Ron rolled his eyes and muttered to Harry and Hermione, “He’s been trying to get us to ask what that event is ever since he started work. Probably an exhibition of thick-bottomed cauldrons.”
In the middle of the table, Mrs. Weasley was arguing with Bill about his earring, which seemed to be a recent acquisition.
“…with a horrible great fang on it. Really, Bill, what do they say at the bank?”
“Mum, no one at the bank gives a damn how I dress as long as I bring home plenty of treasure,” said Bill patiently.
“”And your hair’s getting silly, dear,” said Mrs. Weasley, fingering her wand lovingly, “I wish you’d let me give it a trim…”
“I like it,” said Ginny, who was sitting beside Bill. “You’re so old-fashioned, Mum. Anyway, it’s nowhere near as long as Professor Dumbledore’s…”
Next to Mrs. Weasley, Fred, George, and Charlie were all talking spiritedly about the World Cup.
“It’s got to be Ireland,” said Charlie thickly, though a mouthful of potato. “They flattened Peru in the semifinals.”
“Bulagaria has got Viktor Krum, though,” said Fred.
“Krum’s one decent player, Ireland has got seven,” said Charlie shortly. “I wish England had got through.
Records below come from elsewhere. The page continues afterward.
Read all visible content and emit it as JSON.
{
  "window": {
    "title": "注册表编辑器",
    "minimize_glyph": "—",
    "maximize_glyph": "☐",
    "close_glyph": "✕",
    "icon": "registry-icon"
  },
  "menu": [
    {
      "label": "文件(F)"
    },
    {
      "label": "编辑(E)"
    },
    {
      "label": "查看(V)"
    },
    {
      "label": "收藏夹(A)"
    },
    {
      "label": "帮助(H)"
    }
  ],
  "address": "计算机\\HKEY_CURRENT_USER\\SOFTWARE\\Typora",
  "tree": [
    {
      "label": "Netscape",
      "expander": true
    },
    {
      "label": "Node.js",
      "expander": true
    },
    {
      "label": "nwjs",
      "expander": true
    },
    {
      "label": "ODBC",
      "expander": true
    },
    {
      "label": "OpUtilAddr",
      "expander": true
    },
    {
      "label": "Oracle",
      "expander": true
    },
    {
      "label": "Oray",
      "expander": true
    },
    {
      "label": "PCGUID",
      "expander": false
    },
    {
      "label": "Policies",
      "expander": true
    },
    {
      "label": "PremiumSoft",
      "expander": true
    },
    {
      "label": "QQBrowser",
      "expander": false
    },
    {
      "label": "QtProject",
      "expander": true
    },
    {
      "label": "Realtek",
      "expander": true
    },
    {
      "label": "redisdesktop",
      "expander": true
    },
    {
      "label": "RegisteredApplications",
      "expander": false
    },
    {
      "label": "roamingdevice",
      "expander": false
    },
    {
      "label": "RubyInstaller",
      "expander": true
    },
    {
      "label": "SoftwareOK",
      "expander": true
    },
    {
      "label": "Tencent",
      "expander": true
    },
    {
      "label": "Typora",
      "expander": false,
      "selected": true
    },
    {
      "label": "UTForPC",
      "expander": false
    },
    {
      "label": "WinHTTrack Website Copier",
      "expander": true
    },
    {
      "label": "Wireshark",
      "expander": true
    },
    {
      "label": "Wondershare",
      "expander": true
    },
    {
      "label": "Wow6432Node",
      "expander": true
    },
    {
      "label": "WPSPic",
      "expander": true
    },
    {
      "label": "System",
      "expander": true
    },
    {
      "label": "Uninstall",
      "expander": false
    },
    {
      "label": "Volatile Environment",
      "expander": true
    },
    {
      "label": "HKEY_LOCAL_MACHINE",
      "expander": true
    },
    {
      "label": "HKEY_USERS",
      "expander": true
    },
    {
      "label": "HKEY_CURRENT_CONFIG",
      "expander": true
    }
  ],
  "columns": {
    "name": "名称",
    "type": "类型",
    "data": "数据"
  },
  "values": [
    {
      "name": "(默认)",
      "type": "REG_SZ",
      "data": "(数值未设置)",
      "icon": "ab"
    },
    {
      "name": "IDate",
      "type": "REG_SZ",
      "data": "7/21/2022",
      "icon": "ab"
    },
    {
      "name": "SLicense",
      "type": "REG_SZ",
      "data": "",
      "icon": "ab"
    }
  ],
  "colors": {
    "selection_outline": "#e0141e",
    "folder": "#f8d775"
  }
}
That was embarrassing that was.”
“What happened?” said Harry eagerly…
In the scene above, Rowling does not use movement of the characters, but does move us through different parts of the table and takes advantage of punctuation to indicate conversations already in progress.
(I have a scene from my work-in-progress novel that attempts this group dynamic. If you are interested, check it out here.)
But, what do you think? Was Rowling successful? Or does this example fall short of the mark? How do you accomplish an active group conversation dynamic in print?